Teddy, meanwhile, was off to London with the mission of buying a second-hand automobile, and at the end of April ... [Edith] left to join him. An immediate breakdown of the twenty-four horsepower Panhard prevented Teddy from coming down to meet the channel steamer, but Henry James showed up as arranged. 'Bien sur que I'll meet you at Dover on the 25th, or anywhere in the world -- this world,' he had promised, addressing her tentatively as "Dear Edith Wharton.' They dined together and had a look at Canterbury before Edith went on to London. The next morning Edith and Teddy set forth on their first motor tour of England.
They drove south to Portsmouth, crossed the Isle of Wight for an evening, then headed north through Salisbury to Bath, pausing periodically to inspect cathedrals and closes, colleges and bishops' palaces ...James joined them at Bath, and they moved on through pouring rain with the intention (Wordsworth's lines echoing in their heads) of getting as far as Tintern Abbey. They were held up, however, at Malvern by the rain and by James' insistent attempts to give directions. He knew Malvern very well, he assured them, and since its geography was difficult he proposed changing places with 'Edward' and sitting next to Cook, the chauffeur. The party circled the city in rain-swept darkness while James strove to remember which street led to their hotel. In Edith Wharton's later account:
At each corner (literally) he stopped the motor, and we heard a muttering, first confident, then anguished. "This--this, my dear Cook, yes ... this is certainly the right corner. But no, stay! A moment longer, please -- in this light it's so difficult ... appearances are so misleading ... It may be ... yes! I think it is the next turn ... a little further lend thy guiding hand ... that is, drive on; but drive slowly, please my dear Cook, very slowly.'

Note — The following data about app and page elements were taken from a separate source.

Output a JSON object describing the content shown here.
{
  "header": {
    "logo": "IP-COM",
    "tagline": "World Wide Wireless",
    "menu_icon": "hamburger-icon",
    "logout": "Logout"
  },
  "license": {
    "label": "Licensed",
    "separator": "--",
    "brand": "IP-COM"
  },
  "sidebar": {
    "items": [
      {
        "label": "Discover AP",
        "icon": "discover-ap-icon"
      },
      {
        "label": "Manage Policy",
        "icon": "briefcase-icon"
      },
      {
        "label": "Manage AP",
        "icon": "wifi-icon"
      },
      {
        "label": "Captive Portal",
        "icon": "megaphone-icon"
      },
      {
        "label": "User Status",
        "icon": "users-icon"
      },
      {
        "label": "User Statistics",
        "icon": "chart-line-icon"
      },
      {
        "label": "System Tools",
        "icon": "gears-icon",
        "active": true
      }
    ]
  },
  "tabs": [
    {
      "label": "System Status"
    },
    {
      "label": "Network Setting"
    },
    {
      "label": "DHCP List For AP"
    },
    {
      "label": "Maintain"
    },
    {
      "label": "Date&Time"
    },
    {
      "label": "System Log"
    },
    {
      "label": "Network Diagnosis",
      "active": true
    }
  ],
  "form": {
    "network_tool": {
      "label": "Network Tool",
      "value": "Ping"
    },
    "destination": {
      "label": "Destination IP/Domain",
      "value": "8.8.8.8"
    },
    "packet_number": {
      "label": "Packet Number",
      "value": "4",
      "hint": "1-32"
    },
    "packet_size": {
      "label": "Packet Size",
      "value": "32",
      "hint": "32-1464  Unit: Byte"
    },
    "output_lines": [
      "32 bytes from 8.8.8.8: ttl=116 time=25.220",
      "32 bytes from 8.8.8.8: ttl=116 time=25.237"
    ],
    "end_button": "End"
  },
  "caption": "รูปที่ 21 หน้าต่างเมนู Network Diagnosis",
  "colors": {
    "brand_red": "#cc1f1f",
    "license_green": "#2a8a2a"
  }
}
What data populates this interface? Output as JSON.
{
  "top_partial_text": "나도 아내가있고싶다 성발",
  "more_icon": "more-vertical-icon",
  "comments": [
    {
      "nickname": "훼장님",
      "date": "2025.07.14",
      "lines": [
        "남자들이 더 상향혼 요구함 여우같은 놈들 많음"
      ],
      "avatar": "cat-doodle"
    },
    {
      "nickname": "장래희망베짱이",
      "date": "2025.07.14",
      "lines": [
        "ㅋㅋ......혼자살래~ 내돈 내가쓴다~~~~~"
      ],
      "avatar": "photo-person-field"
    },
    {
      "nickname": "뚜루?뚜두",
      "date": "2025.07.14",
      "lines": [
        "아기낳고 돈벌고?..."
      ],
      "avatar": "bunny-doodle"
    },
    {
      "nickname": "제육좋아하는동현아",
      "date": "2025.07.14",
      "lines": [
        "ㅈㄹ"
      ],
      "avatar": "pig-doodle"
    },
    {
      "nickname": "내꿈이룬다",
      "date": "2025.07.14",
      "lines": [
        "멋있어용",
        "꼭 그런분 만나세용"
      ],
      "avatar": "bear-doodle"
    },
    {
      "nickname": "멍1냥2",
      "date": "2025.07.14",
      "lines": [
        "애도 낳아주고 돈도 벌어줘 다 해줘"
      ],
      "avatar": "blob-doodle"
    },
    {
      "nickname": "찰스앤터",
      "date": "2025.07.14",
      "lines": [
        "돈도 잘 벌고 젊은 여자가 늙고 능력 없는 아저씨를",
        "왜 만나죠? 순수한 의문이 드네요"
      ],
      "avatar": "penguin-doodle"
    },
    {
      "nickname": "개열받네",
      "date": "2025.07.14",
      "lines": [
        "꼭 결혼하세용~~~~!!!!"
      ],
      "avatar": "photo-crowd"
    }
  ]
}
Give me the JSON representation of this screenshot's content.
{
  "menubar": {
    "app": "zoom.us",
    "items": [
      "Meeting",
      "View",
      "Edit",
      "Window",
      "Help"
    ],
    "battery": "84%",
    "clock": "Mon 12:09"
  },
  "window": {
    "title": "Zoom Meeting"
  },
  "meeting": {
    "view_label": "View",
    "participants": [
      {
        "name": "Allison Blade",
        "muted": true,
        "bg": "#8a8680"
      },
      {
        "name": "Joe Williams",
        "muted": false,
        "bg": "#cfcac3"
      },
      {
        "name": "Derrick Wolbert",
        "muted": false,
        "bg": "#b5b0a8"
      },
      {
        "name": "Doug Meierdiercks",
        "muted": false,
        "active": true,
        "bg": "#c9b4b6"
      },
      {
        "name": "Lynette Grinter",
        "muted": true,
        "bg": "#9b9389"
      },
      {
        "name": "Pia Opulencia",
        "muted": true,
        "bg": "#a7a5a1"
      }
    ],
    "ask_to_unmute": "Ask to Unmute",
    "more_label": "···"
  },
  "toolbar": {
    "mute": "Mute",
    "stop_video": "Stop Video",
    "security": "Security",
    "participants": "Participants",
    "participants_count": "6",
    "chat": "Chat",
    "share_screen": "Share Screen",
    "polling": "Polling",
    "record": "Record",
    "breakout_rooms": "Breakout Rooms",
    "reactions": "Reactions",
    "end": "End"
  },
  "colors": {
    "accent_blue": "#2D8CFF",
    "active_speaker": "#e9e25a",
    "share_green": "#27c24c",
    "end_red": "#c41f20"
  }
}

Cook finally turned down a street at random, and soon brought the hungry and exhausted group to their lodging.
-- from Edith Wharton: a biography, by R.W.B. Lewis